May 1, 2018

The Consulate General of Turkey presents:

Zeugma: The Results of New Archaeological Research

Kutalmiş Görkay
Director of Excavations at Zeugma
Alexander von Humboldt Scholar and Visiting Fellow in Wolfson College in the University of Oxford

Monday
May 14, 2018
7:00–9:00 PM
Breasted Hall of the Oriental Institute
Reception to follow in the Edgar and Deborah Jannotta Mesopotamian Gallery

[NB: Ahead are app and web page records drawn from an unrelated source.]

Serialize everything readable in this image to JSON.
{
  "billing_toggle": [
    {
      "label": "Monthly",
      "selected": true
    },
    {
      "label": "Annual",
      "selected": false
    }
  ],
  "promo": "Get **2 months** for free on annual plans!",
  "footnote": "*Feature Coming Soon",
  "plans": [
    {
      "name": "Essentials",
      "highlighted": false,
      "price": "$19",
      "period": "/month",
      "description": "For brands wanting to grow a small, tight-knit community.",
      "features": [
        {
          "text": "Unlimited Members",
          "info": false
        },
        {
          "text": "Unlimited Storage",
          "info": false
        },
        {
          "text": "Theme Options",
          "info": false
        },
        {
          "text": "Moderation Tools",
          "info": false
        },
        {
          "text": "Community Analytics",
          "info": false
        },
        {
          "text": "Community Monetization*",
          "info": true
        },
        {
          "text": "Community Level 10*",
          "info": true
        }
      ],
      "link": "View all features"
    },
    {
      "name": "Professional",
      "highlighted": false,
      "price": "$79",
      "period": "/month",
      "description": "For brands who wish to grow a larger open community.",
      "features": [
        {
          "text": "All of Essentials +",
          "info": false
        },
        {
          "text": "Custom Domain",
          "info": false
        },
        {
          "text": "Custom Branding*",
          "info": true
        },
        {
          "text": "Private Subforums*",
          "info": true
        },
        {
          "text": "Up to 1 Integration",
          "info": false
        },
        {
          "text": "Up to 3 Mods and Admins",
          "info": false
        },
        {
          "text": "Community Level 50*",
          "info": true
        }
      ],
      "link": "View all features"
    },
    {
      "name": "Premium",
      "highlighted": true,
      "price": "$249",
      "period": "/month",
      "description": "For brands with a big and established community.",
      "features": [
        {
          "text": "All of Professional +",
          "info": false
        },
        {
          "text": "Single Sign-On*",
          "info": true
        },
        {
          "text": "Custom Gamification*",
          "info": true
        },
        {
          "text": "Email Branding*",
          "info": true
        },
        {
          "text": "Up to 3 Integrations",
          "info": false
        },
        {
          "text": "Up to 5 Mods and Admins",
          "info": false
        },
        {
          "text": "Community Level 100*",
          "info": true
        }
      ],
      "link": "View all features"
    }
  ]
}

Situated in south-eastern Turkey, Zeugma, literally "bridge" or "crossing" in ancient Greek, owes its name to the fact that it was located at a major ancient crossing on the river Euphrates. It was thus at the physical intersection of the major east-west trade route and the north-south route along the river. Zeugma actually refers to the twin cities on opposing banks of the river. They were Hellenistic settlements established by commander Seleucus Nicator around 300 BC. The settlement on the west bank was named Seleucia, in his honor, and the settlment on the east bank was called Apamea, after his Persian wife Apama. Seleucia became the major eastern frontier city of the Roman Imperial period. With its geopolitically significant location, the site is an important research ground for scholars, interested in the hybridised local cultures that were formed by an influx of Greco-Macedonians and Romans to the region. Apart from a Semitic population, the inhabitants of the city included Greco-Macedonian migrants brought to the city by Seleucus, merchants from various regions, high ranking Roman soldiers whose numbers increased when the city was annexed into the Roman Empire, and also Roman citizens, legionaries and civil servants. In consequence, Zeugma is home to archaeological remains that reflect the complicated, sometimes ambiguous, yet extremely varied character of the ethnicities which mingled within the city to form new syntheses. The lecture will give a general overview about the archaeological project there and focuses on results of these new archaeological researches conducted in the city since 2005.